DELIVERY FEES: $4.99 for each delivery. It's currently offering six-months of free deliveries to new users. It plans to offer a membership plan for free deliveries, but hasn't come up with pricing yet.
DELIVERY AREAS: Available in four cities: Los Angeles, New York, San Francisco and San Jose. It also makes overnight deliveries in parts of Northern California.
For my first order with Instacart, I selected items from Whole Foods. I ordered clams, which I was nervous about. I like to select them myself to make sure they're not cracked or dead. But the two dozen I ordered came in perfect condition. Instacart manager Aditya Shah says the company's staff is trained to pick out the freshest fruits, vegetables and other perishable foods.
Two items I wanted were sold out. The delivery person called to see if I wanted replacements, but I missed the call. Instacart automatically took the two unavailable items off my bill.
The five items I bought from Whole Foods were the same price as in the store. But that's not always the case. When I compared Instacart's prices on items from another local supermarket, they were a lot higher than the in-store prices.
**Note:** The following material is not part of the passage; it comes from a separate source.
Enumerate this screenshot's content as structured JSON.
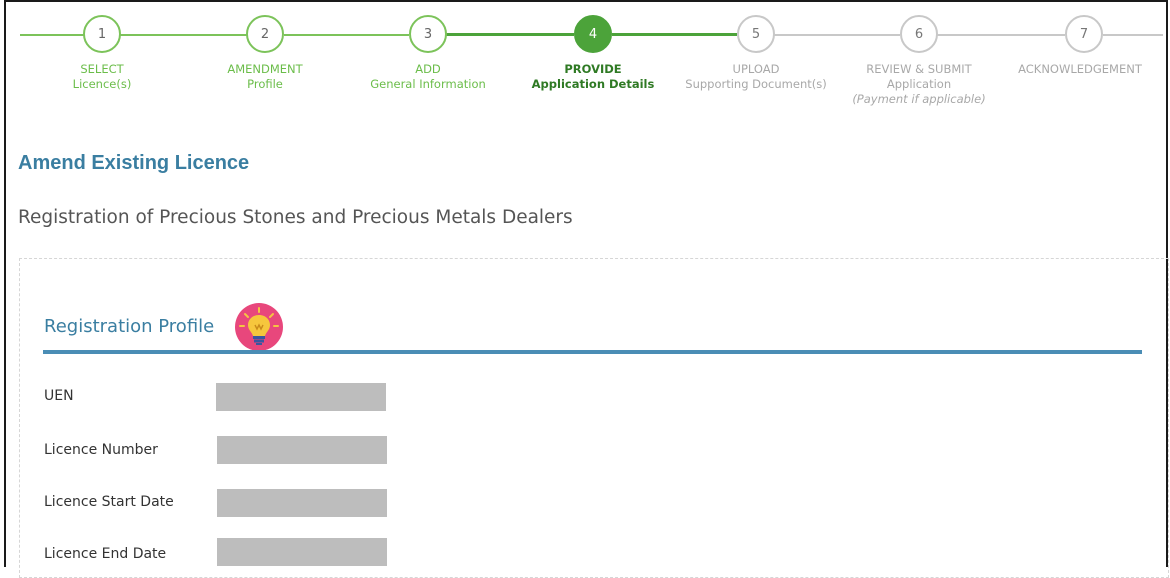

Instacart charged 67 percent more for a container of cream cheese and 40 percent more for a jar of strawberry jelly. Shah says that Instacart's prices are decided on its own and vary by store and category, and take into account the commission paid to delivery people.
One benefit: You can order from Costco even if you don't have a membership for the warehouse club.
DELIVERY FEES: Two-hour deliveries are $3.99. One-hour deliveries are $14.99. If you pay $99 a year for an Instacart Plus membership, all two-hour deliveries over $35 are free.
DELIVERY AREAS: Available in 10 cities: Austin, Boston, Chicago, Los Angeles, New York, Philadelphia, San Francisco, San Jose, Seattle and Washington D.C.
This service was the most personable. After I made an order through the app, I received a picture of the delivery person and his phone number. The packaged salami I wanted was sold out. But the delivery person called and got some from the store's deli instead.
One item was wrong. I was delivered a Greek yogurt with 2 percent fat instead of the fat free one I wanted. The company says it offers refunds on case-by-case basis and that I could email customer service. I didn't bother, it was the same brand I wanted, and not that big of a deal.
The delivery person also emailed me a picture of the receipt. The yogurt and salami turned out to be cheaper in the store than the Postmates app initially estimated, and the app charged me the lower prices.
Besides groceries, the company delivers from local restaurants, drugstores and even fast food joints.
DELIVERY FEES: Start at $5 and are determined by distance. In addition, a 9 percent service fee is also charged.
DELIVERY AREAS: Available in seven cities: Austin, Chicago, Los Angeles, New York, San Francisco, Seattle and Washington D.C.
— Google Express Shopping: https://www.google.com/shopping/express/
— Instacart: https://www.instacart.com/
— Postmates: https://postmates.com/
Follow Joseph Pisani at http://twitter.com/josephpisani
© 2014 Star Tribune